3. Regular ice
Ice packs applied for 10-15 minutes every few hours, before and after activity can help reduce pain from patellar tendonitis. Visit the ice treatment section to find out how to safely and effectively use ice therapy and the ice wrap section for the best way to apply ice.
4. Extend the knee
Tightness in the hips, quads and hamstrings increases the risk of jumper’s knee so it’s important to stretch these muscles.
This will not only help with knee pain and stiffness, but also reduce the chance of symptoms returning when you resume your normal activities.
Visit the knee stretches section for simple tests you can do to find out if you have muscle tension and the best way to stretch.
5. Strengthening exercises
Muscle strengthening is an important part of the recovery process with jumper’s knee. Authorized use hep2go.com
Strengthening exercises are an important part of patellar tendonitis treatment to prevent the problem from returning in the future.
The best place to start is with quad strengthening exercises to improve strength, control and endurance of the anterior thigh muscles. This should also include VMO exercises for the smaller muscles on the side of the knee.
Weak glutes can affect knee position and increase the force going through the patellar tendon, causing tendonitis so this really helps strengthen them. The easiest way to strengthen the glutes is with clams and bridging exercises – visit the glutes strengthening section to learn how to do these and more loads.
Eccentric exercises can also be helpful, this is when you strengthen the muscle as it lengthens instead of the normal way of strengthening it.
6. Knee surgery
If patellar tendonitis fails to resolve after 6-12 months of rehabilitation, surgery is performed as a last resort. Surgery involves removing degenerative tissue and increasing blood flow to the area to promote healing.

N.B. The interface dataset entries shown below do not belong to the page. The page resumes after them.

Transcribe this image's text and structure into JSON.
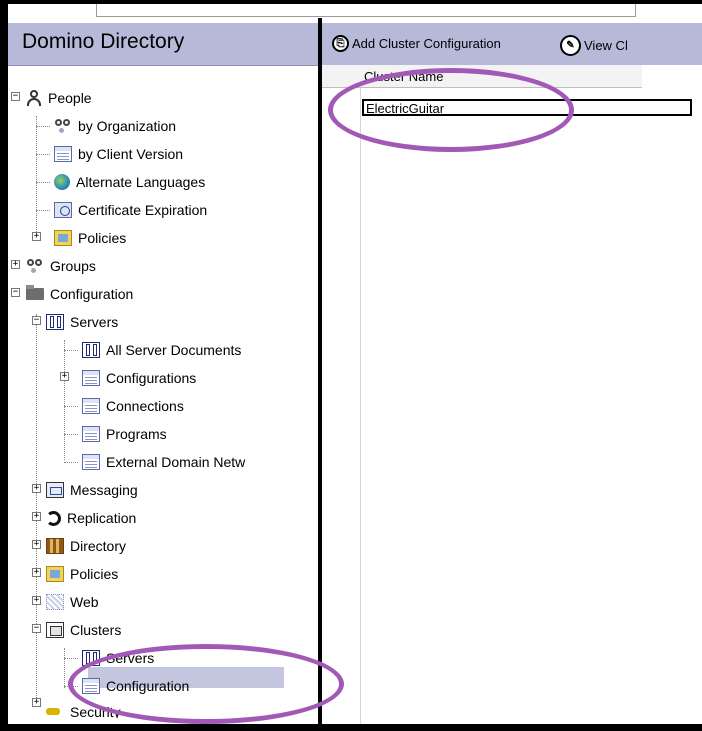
{
  "left_pane": {
    "title": "Domino Directory",
    "tree": [
      {
        "label": "People"
      },
      {
        "label": "by Organization"
      },
      {
        "label": "by Client Version"
      },
      {
        "label": "Alternate Languages"
      },
      {
        "label": "Certificate Expiration"
      },
      {
        "label": "Policies"
      },
      {
        "label": "Groups"
      },
      {
        "label": "Configuration"
      },
      {
        "label": "Servers"
      },
      {
        "label": "All Server Documents"
      },
      {
        "label": "Configurations"
      },
      {
        "label": "Connections"
      },
      {
        "label": "Programs"
      },
      {
        "label": "External Domain Netw"
      },
      {
        "label": "Messaging"
      },
      {
        "label": "Replication"
      },
      {
        "label": "Directory"
      },
      {
        "label": "Policies"
      },
      {
        "label": "Web"
      },
      {
        "label": "Clusters"
      },
      {
        "label": "Servers"
      },
      {
        "label": "Configuration"
      },
      {
        "label": "Security"
      }
    ]
  },
  "toolbar": {
    "add_label": "Add Cluster Configuration",
    "view_label": "View Cl"
  },
  "view": {
    "column_header": "Cluster Name",
    "rows": [
      "ElectricGuitar"
    ]
  },
  "colors": {
    "pane_header": "#b7b9d9",
    "selection": "#c4c6e0",
    "annotation": "#a159b5"
  }
}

If the patellar tendon ruptures (a complete tear), surgery is needed to repair the tendon by sewing it back together. After surgery, careful rehabilitation is essential as the tendon will be weakened and return to sports usually requires 3-6 months of physical therapy.
What else could it be?
There are several other conditions that produce patellar tendonitis-like symptoms, the two most common being:
Symptoms of patellar tendonitis
- Runner’s Knee: A condition where there is a problem with knee movement – as likely to affect office workers as runners, despite the name!
- Chondromalacia patella: damage to the cartilage lining the back of the knee cap
Another condition closely related to patellar tendonitis is quadriceps tendonitis, which affects the tendon directly above the knee. The two conditions often go hand in hand. Alternatively, hamstring tendonitis occurs behind the knee.
If this doesn’t sound like your pain, visit the below knee pain or anterior knee pain section to learn about the most common causes of front knee pain, including causes, symptoms and treatment options.
- Patella tendonitis is a common problem that causes pain below the knee.
- The patellar tendon is found under the knee connecting the quads muscles to the shin bone.
- Repeated overloading causes irritation, inflammation and degeneration of the patellar tendon.
- The most common cause of patellar tendonitis is sports that involve repetitive jumping and kicking.
- Treatment for patellar tendonitis usually includes a rehabilitation program that includes a combination.
- of rest from strenuous activity, strengthening and stretching exercises, ice, knee straps, and medication.
- Most cases of jumper’s knee resolve in about 3 months with proper patellar tendonitis treatment